The kids there were taken care of, fed, bathed (twice a day), had clean clothes, clean beds, an immaculate large facility, playground, a fantastic teacher, healthcare, to include Jerome's opthamologist and eyeglasses, and nannies that cuddled and kissed boo-boos.  Granted some of the discipline was done in Haitian style, but somehow, out of the 70+ kids that came home from our creche, I know of only 1 that has RADish issues.  One nanny was Atilla the Hun by my standards and my boys dislike her with a passion, but even with Elta's pa bon behavior, the kids flourished inside a cement walled oasis of calm predictability.  Outside, daily life in Haiti stumbled on, but our kids were somehow insulated enough to allow them a semblence of normalcy. 

No orpahange is a good substitute for a forever family, but for my youngest son, who never even knew what a family was until 22 months ago, he was given a second chance at life and a family when Gina saved him and brought him out of misery and certain death to her creche.  What inconsequential occurrences led to Jerome's  path connecting with ours?  How could I have been so lucky to have crossed paths with this little soul so full of trust and hope?  I don't begin to understand the master plan of my life, but I do know that all 4 of my kids were gifts from God and were destined to be my kids even before I was a twinkle in my mom's eye. 

I often wonder about Jerome's birthmom.  I will never, ever know who she is, how old she was, or if she is still alive.  I look at my little boy and see a happy, smiling face and wonder if that came from his first mama?  Was she a contented soul like he is?  If she is still alive, I hope she feels in her heart and gut, that her sweet baby boy is a true treasure to a family far, far away. 

My baby was 7 yesterday, and yet it's only the second birthday of his life.  I've missed so much and yet look forward to his future anxiously.  I wonder what great and joyous things lie ahead for him?

3 comments:

waldenbunch said...

How very precious.

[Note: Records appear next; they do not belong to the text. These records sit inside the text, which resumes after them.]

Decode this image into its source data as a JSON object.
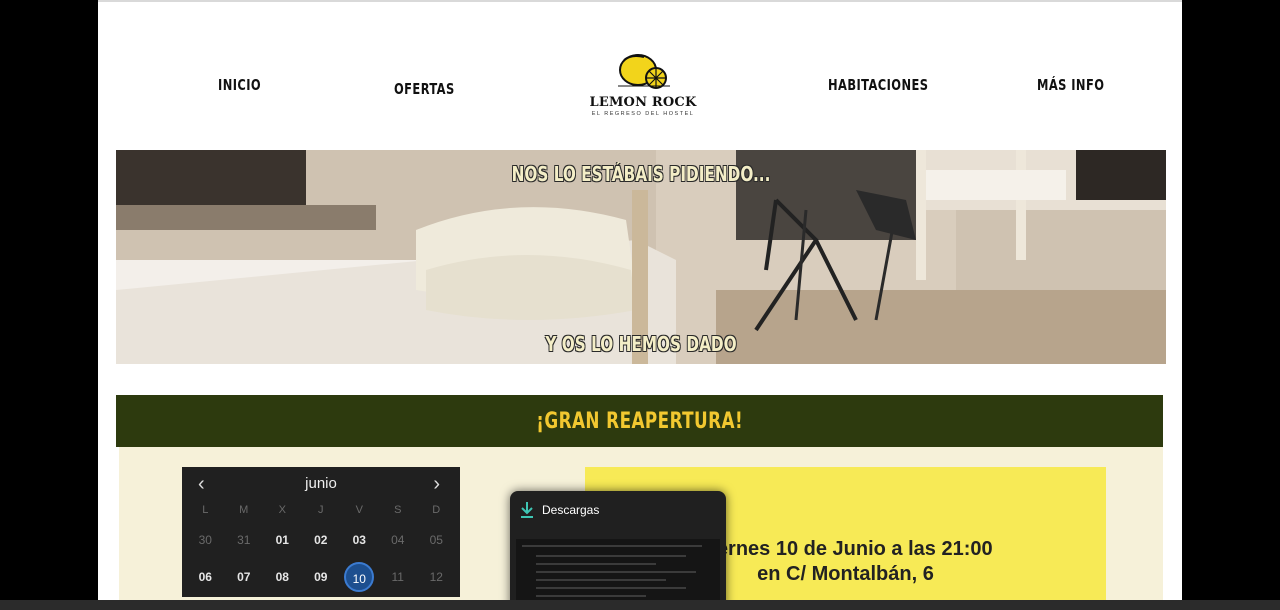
{
  "nav": {
    "inicio": "INICIO",
    "ofertas": "OFERTAS",
    "habitaciones": "HABITACIONES",
    "mas_info": "MÁS INFO"
  },
  "logo": {
    "name": "LEMON ROCK",
    "tagline": "EL REGRESO DEL HOSTEL"
  },
  "hero": {
    "top_text": "NOS LO ESTÁBAIS PIDIENDO...",
    "bottom_text": "Y OS LO HEMOS DADO"
  },
  "banner": {
    "title": "¡GRAN  REAPERTURA!"
  },
  "calendar": {
    "month": "junio",
    "prev_icon": "‹",
    "next_icon": "›",
    "weekdays": [
      "L",
      "M",
      "X",
      "J",
      "V",
      "S",
      "D"
    ],
    "week1": [
      "30",
      "31",
      "01",
      "02",
      "03",
      "04",
      "05"
    ],
    "week2": [
      "06",
      "07",
      "08",
      "09",
      "10",
      "11",
      "12"
    ],
    "selected": "10"
  },
  "event": {
    "line1": "Viernes 10 de Junio a las 21:00",
    "line2": "en C/ Montalbán, 6"
  },
  "downloads": {
    "title": "Descargas"
  },
  "colors": {
    "banner_bg": "#2d3a0e",
    "banner_text": "#f2c830",
    "event_bg": "#f7ea56",
    "cream_bg": "#f6f1d9",
    "calendar_selected": "#1d4f8f"
  }
}
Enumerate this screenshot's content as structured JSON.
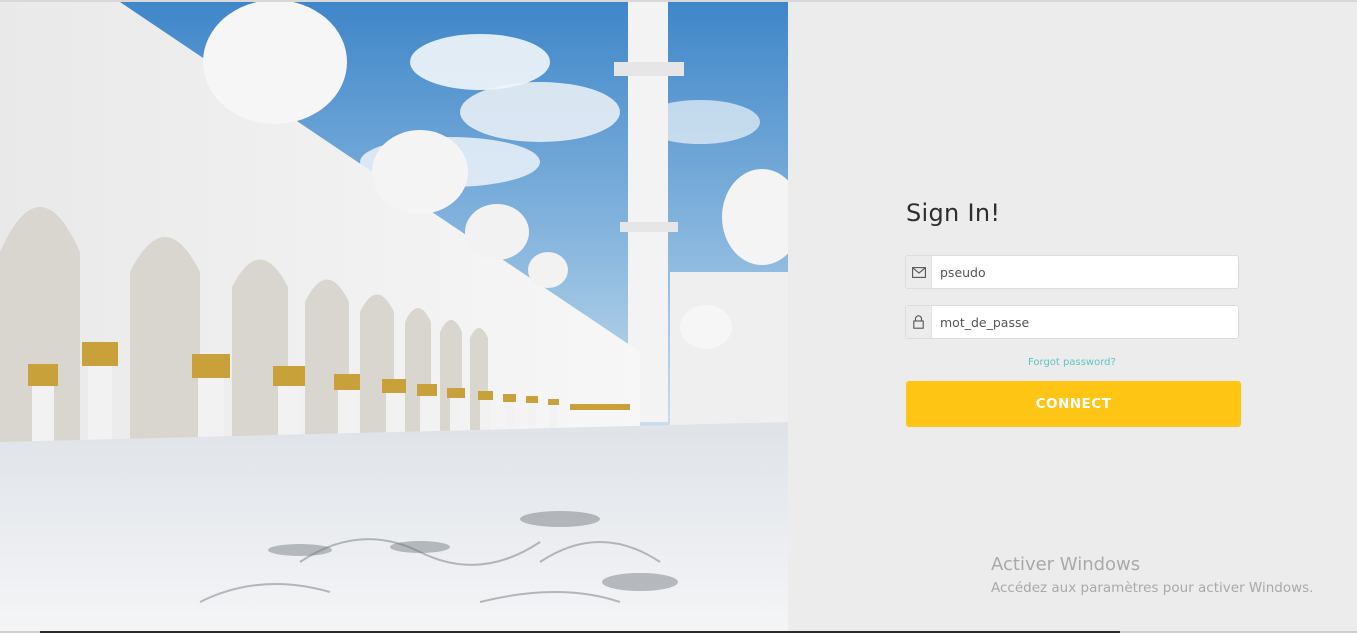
{
  "login": {
    "title": "Sign In!",
    "username": {
      "placeholder": "pseudo",
      "icon": "envelope-icon"
    },
    "password": {
      "placeholder": "mot_de_passe",
      "icon": "lock-icon"
    },
    "forgot_label": "Forgot password?",
    "connect_label": "CONNECT"
  },
  "watermark": {
    "title": "Activer Windows",
    "subtitle": "Accédez aux paramètres pour activer Windows."
  },
  "colors": {
    "accent": "#fec514",
    "link": "#5fc4c4",
    "panel_bg": "#ececec"
  },
  "hero": {
    "image": "mosque-courtyard-photo"
  }
}
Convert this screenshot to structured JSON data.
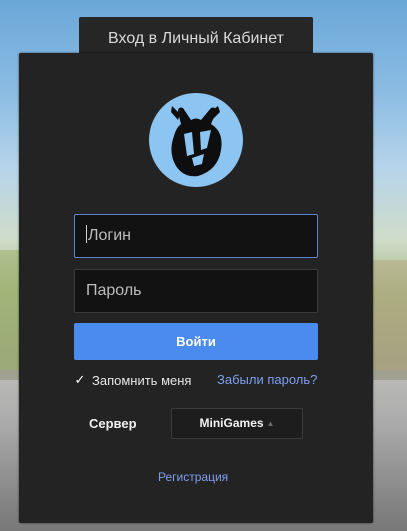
{
  "window": {
    "tab_title": "Вход в Личный Кабинет"
  },
  "logo": {
    "icon": "mascot-logo-icon",
    "bg_color": "#8cc4f2"
  },
  "form": {
    "login_placeholder": "Логин",
    "password_placeholder": "Пароль",
    "submit_label": "Войти",
    "remember_label": "Запомнить меня",
    "remember_checked": true,
    "forgot_label": "Забыли пароль?",
    "server_label": "Сервер",
    "server_value": "MiniGames",
    "register_label": "Регистрация"
  },
  "colors": {
    "accent": "#4b8bf0",
    "link": "#7f9ff0",
    "panel": "#232323"
  }
}
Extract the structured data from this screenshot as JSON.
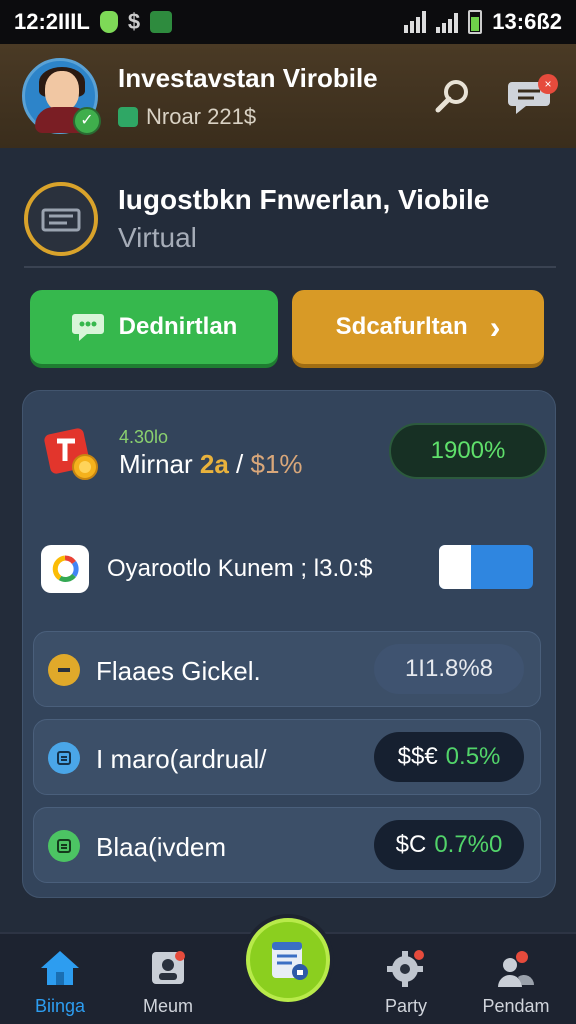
{
  "status_bar": {
    "time_left": "12:2IIIL",
    "time_right": "13:6ß2",
    "icons": [
      "shield-icon",
      "dollar-icon",
      "chart-icon",
      "wifi-signal-icon",
      "cell-signal-icon",
      "battery-icon"
    ]
  },
  "header": {
    "title": "Investavstan Virobile",
    "subtitle": "Nroar 221$",
    "icons": [
      "search-icon",
      "chat-icon"
    ],
    "chat_badge": "×"
  },
  "account": {
    "title": "Iugostbkn Fnwerlan, Viobile",
    "subtitle": "Virtual"
  },
  "actions": {
    "primary_label": "Dednirtlan",
    "secondary_label": "Sdcafurltan",
    "secondary_arrow": "›"
  },
  "card": {
    "row1": {
      "small": "4.30lo",
      "main_prefix": "Mirnar ",
      "main_accent": "2a",
      "main_sep": " / ",
      "main_suffix": "$1%",
      "pct": "1900%"
    },
    "row2": {
      "label": "Oyarootlo Kunem ; l3.0:$",
      "toggle_on": true
    },
    "list": [
      {
        "label": "Flaaes Gickel.",
        "value": "1I1.8%8",
        "style": "plain",
        "icon_color": "#e0a92a"
      },
      {
        "label": "I maro(ardrual/",
        "value_prefix": "$$€",
        "value_accent": "0.5%",
        "style": "dark",
        "icon_color": "#4aa6e8"
      },
      {
        "label": "Blaa(ivdem",
        "value_prefix": "$C",
        "value_accent": "0.7%0",
        "style": "dark",
        "icon_color": "#4cc463"
      }
    ]
  },
  "bottom_nav": {
    "items": [
      {
        "label": "Biinga",
        "icon": "home-icon",
        "active": true
      },
      {
        "label": "Meum",
        "icon": "inbox-icon",
        "active": false
      },
      {
        "label": "Party",
        "icon": "gear-icon",
        "active": false
      },
      {
        "label": "Pendam",
        "icon": "people-icon",
        "active": false
      }
    ],
    "fab_icon": "document-icon"
  },
  "colors": {
    "accent_green": "#36b84d",
    "accent_orange": "#d89a26",
    "active_nav": "#2d9df0"
  }
}
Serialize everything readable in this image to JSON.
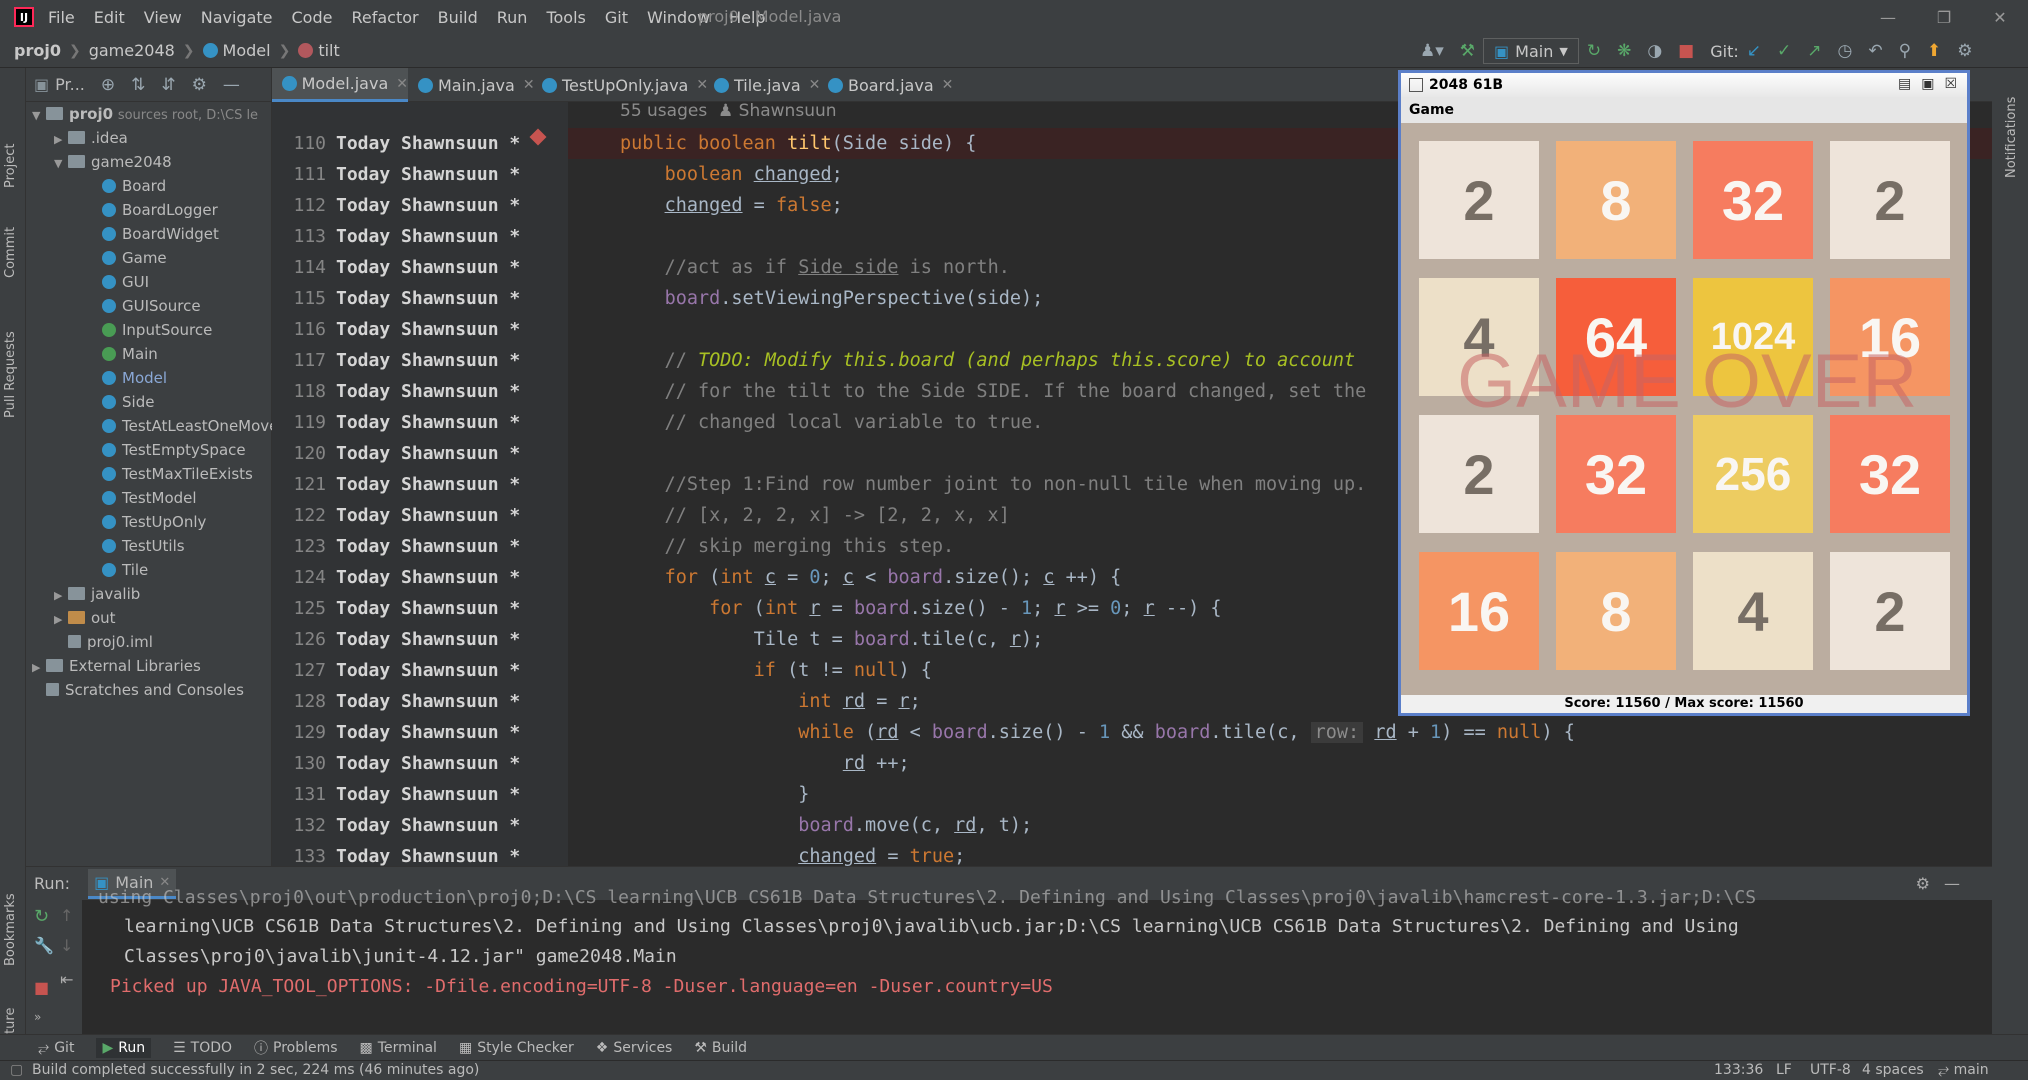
{
  "app": {
    "logo": "IJ",
    "window_title": "proj0 - Model.java",
    "menu": [
      "File",
      "Edit",
      "View",
      "Navigate",
      "Code",
      "Refactor",
      "Build",
      "Run",
      "Tools",
      "Git",
      "Window",
      "Help"
    ]
  },
  "breadcrumb": {
    "project": "proj0",
    "module": "game2048",
    "class": "Model",
    "method": "tilt"
  },
  "toolbar": {
    "run_config": "Main",
    "git_label": "Git:"
  },
  "project_panel": {
    "title": "Pr...",
    "items": [
      {
        "label": "proj0",
        "extra": "sources root, D:\\CS le"
      },
      {
        "label": ".idea"
      },
      {
        "label": "game2048"
      },
      {
        "label": "Board"
      },
      {
        "label": "BoardLogger"
      },
      {
        "label": "BoardWidget"
      },
      {
        "label": "Game"
      },
      {
        "label": "GUI"
      },
      {
        "label": "GUISource"
      },
      {
        "label": "InputSource"
      },
      {
        "label": "Main"
      },
      {
        "label": "Model"
      },
      {
        "label": "Side"
      },
      {
        "label": "TestAtLeastOneMoveE"
      },
      {
        "label": "TestEmptySpace"
      },
      {
        "label": "TestMaxTileExists"
      },
      {
        "label": "TestModel"
      },
      {
        "label": "TestUpOnly"
      },
      {
        "label": "TestUtils"
      },
      {
        "label": "Tile"
      },
      {
        "label": "javalib"
      },
      {
        "label": "out"
      },
      {
        "label": "proj0.iml"
      },
      {
        "label": "External Libraries"
      },
      {
        "label": "Scratches and Consoles"
      }
    ]
  },
  "editor_tabs": [
    "Model.java",
    "Main.java",
    "TestUpOnly.java",
    "Tile.java",
    "Board.java"
  ],
  "usages": "55 usages",
  "usage_author": "Shawnsuun",
  "annotation": {
    "date": "Today",
    "author": "Shawnsuun",
    "mark": "*"
  },
  "line_numbers": [
    "110",
    "111",
    "112",
    "113",
    "114",
    "115",
    "116",
    "117",
    "118",
    "119",
    "120",
    "121",
    "122",
    "123",
    "124",
    "125",
    "126",
    "127",
    "128",
    "129",
    "130",
    "131",
    "132",
    "133"
  ],
  "game": {
    "window_title": "2048 61B",
    "menu": "Game",
    "tiles": [
      "2",
      "8",
      "32",
      "2",
      "4",
      "64",
      "1024",
      "16",
      "2",
      "32",
      "256",
      "32",
      "16",
      "8",
      "4",
      "2"
    ],
    "overlay": "GAME OVER",
    "score_text": "Score:  11560 / Max score:  11560"
  },
  "run": {
    "label": "Run:",
    "tab": "Main",
    "lines": [
      "using Classes\\proj0\\out\\production\\proj0;D:\\CS learning\\UCB CS61B Data Structures\\2. Defining and Using Classes\\proj0\\javalib\\hamcrest-core-1.3.jar;D:\\CS",
      "learning\\UCB CS61B Data Structures\\2. Defining and Using Classes\\proj0\\javalib\\ucb.jar;D:\\CS learning\\UCB CS61B Data Structures\\2. Defining and Using",
      "Classes\\proj0\\javalib\\junit-4.12.jar\" game2048.Main",
      "Picked up JAVA_TOOL_OPTIONS: -Dfile.encoding=UTF-8 -Duser.language=en -Duser.country=US"
    ]
  },
  "bottom_tabs": [
    "Git",
    "Run",
    "TODO",
    "Problems",
    "Terminal",
    "Style Checker",
    "Services",
    "Build"
  ],
  "side_tabs": {
    "left": [
      "Project",
      "Commit",
      "Pull Requests",
      "Bookmarks",
      "Structure"
    ],
    "right": [
      "Notifications"
    ]
  },
  "status": {
    "message": "Build completed successfully in 2 sec, 224 ms (46 minutes ago)",
    "position": "133:36",
    "line_sep": "LF",
    "encoding": "UTF-8",
    "indent": "4 spaces",
    "branch": "main"
  },
  "colors": {
    "accent": "#4a88c7",
    "breakpoint": "#c75450"
  }
}
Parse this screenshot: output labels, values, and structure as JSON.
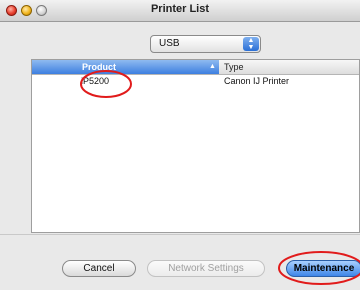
{
  "window": {
    "title": "Printer List"
  },
  "connection_popup": {
    "selected": "USB",
    "arrows_icon": "popup-arrows-icon"
  },
  "table": {
    "columns": [
      "Product",
      "Type"
    ],
    "rows": [
      {
        "product": "iP5200",
        "type": "Canon IJ Printer"
      }
    ]
  },
  "buttons": {
    "cancel": "Cancel",
    "network_settings": "Network Settings",
    "maintenance": "Maintenance"
  },
  "annotation_color": "#e11b1b"
}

I hope you will make sure over the years that he reads it and knows how special he is. Life is a miracle, no matter how much tragedy there is. We just have to open our eyes to it.

Kari said...

What a beautiful post. It made me cry. Happy Birthday to Jerome (late- sorry I missed this earlier!) ♥
~Kari

wannabe said...

what orphanage was your son in in Haiti? my siblings are from Gods Littlest Angels, run by dixie bickel.

:)